Professor Thomas Aichner Keynote Speaker at Mass Customization Event
John Cabot University’s Marketing Professor Thomas Aichner was invited as a keynote speaker at the event “Mass-customization: make it real!” on September 15, 2020. The event, which was streamed online due to the Covid-19 pandemic, was organized to celebrate the 10th anniversary of Fraunhofer Italia, a non-profit research organization focused on supporting small and medium-sized local companies through customized and research services.
Fraunhofer Italia’s task is to translate scientific findings into commercially viable, tailor-made innovations for companies.
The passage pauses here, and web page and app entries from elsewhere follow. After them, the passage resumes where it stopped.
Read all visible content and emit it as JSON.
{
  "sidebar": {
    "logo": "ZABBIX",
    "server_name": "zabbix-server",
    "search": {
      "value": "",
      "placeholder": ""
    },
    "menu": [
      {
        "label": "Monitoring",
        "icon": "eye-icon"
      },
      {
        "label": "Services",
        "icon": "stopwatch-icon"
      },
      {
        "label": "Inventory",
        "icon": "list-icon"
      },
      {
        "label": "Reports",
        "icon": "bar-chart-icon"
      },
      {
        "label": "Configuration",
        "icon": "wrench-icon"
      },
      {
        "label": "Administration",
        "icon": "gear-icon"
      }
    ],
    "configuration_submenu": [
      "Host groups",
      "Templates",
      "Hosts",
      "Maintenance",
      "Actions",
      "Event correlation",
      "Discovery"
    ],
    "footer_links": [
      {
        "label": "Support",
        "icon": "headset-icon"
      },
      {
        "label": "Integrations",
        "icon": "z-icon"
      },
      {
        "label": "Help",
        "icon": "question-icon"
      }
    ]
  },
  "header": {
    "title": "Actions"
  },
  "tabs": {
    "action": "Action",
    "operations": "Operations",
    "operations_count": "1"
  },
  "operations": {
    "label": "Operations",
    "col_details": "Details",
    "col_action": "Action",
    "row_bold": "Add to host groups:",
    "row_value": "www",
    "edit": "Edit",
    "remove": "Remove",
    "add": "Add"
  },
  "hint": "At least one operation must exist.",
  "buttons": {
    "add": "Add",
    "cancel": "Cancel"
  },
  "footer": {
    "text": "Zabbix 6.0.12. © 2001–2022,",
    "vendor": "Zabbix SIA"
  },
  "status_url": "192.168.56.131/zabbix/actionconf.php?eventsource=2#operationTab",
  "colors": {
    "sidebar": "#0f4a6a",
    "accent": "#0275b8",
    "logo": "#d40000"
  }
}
The organization promotes and conducts application-oriented research with relevance and impact for the direct benefit of industry and handcraft.
In his presentation about marketing and management issues concerning mass customization, Professor Aichner discussed corporate strategies, customer integration and willingness to participate in mass customization. He illustrated the implications of the “product variety paradox” and highlighted the need for personalizing the customization experience.
Mass customization denotes the operational capability to provide customized products/services that fulfill customers’ needs without substantial trade-offs in cost, delivery, and quality performance. Customizing sneakers or a car online according to one’s individual needs and preferences at a similar cost is an example of mass customization.
Customers engage in mass customization for multiple reasons. Because the process of customizing the product itself is fun. Because they feel pride in owning a self-designed object. Moreover, the product could be adapted/modified to perfectly fit their individual needs and preferences (e.g., in terms of size, color, etc.).
However, when companies develop online ‘sales configurators’ and offer a series of customization options, they need to consider one central aspect, namely, that customers value variety but are easily overwhelmed if they are offered too many options. For example, choosing your favorite color from a list of 80 is much more challenging than choosing from seven, and may result in customers being frustrated and not continuing the customization process at all. Seven is the ideal number of options that companies should provide, because customers still feel they have an ample enough choice, but without investing too much time and cognitive effort.
Other participants included top-level executives who shared insights about their practical experience with mass customization: Fernando Villa, Director of Building and Technology of the Junta Construtora del Temple Expiatori of the Sagrada Familia; Michael Obermair, CEO at Wolf System for the Middle East region; Thomas Weger, Development Engineer at Weger Walter GmbH; Klaus Tonhäuser, president and CEO of the Prinoth Group.
Professor Aichner published several articles, co-authored a book called Mass Customization: An Exploration of European Characteristics (Springer, 2011), and is a member of the scientific committee of the International Conference on Mass Customization and Personalization – Community of Europe (MCP-CE). His research about mass customization is focused on management and marketing aspects, including consumer behavior, variety management, and customer journeys, both in business to business and business to customer.